|From:||Sanghyeon Seo <sanxiyn@...>|
|Date:||Tuesday, May 3, 2005, 0:30|
On 5/3/05, Steven Williams <feurieaux@...> wrote:
> What are the function of/reason for the double finals
> in Han-geul (i.e., -lm, -ls, etc.)? As far as I can
> tell, they're not pronounced, but I still can't figure
> out why they're there. Are they the remnants of
> formerly-pronounced final clusters, or something else?
(with his native speaker of Korean hat on:)
No, they are pronounced, but only by liaison when followed by vowel.
For example, /kaps/ "price" is pronounced [kap], but when followed by
subject marker -i, /kaps i/ is pronounced [kap.si]. However, when followed
by commitative -kwa, /kaps kwa/ is pronounced [kap.k'wa], without [s].
(apostrophe in k' is to indicate this k is a tense sound. When two stops
run together, the second one become tense.)
Yes, it is the remnants of Middle Korean in some way. It is believed that
/kaps kwa/ was once pronounced [kap skwa], but phonotactics changed
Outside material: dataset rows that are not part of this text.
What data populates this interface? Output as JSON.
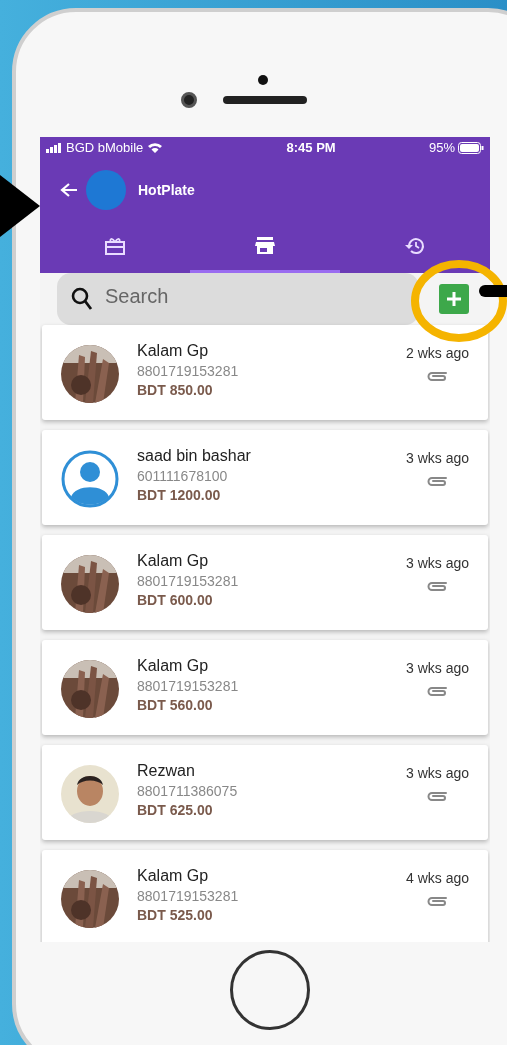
{
  "status_bar": {
    "carrier": "BGD bMobile",
    "time": "8:45 PM",
    "battery": "95%"
  },
  "app_bar": {
    "title": "HotPlate"
  },
  "tabs": [
    {
      "kind": "gift",
      "selected": false
    },
    {
      "kind": "store",
      "selected": true
    },
    {
      "kind": "history",
      "selected": false
    }
  ],
  "search": {
    "placeholder": "Search"
  },
  "contacts": [
    {
      "name": "Kalam Gp",
      "phone": "8801719153281",
      "amount": "BDT 850.00",
      "time": "2 wks ago"
    },
    {
      "kind": "default",
      "name": "saad bin bashar",
      "phone": "601111678100",
      "amount": "BDT 1200.00",
      "time": "3 wks ago"
    },
    {
      "name": "Kalam Gp",
      "phone": "8801719153281",
      "amount": "BDT 600.00",
      "time": "3 wks ago"
    },
    {
      "name": "Kalam Gp",
      "phone": "8801719153281",
      "amount": "BDT 560.00",
      "time": "3 wks ago"
    },
    {
      "kind": "person",
      "name": "Rezwan",
      "phone": "8801711386075",
      "amount": "BDT 625.00",
      "time": "3 wks ago"
    },
    {
      "name": "Kalam Gp",
      "phone": "8801719153281",
      "amount": "BDT 525.00",
      "time": "4 wks ago"
    }
  ]
}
to prevent syllable initial cluster, and [sk] turned to [k'].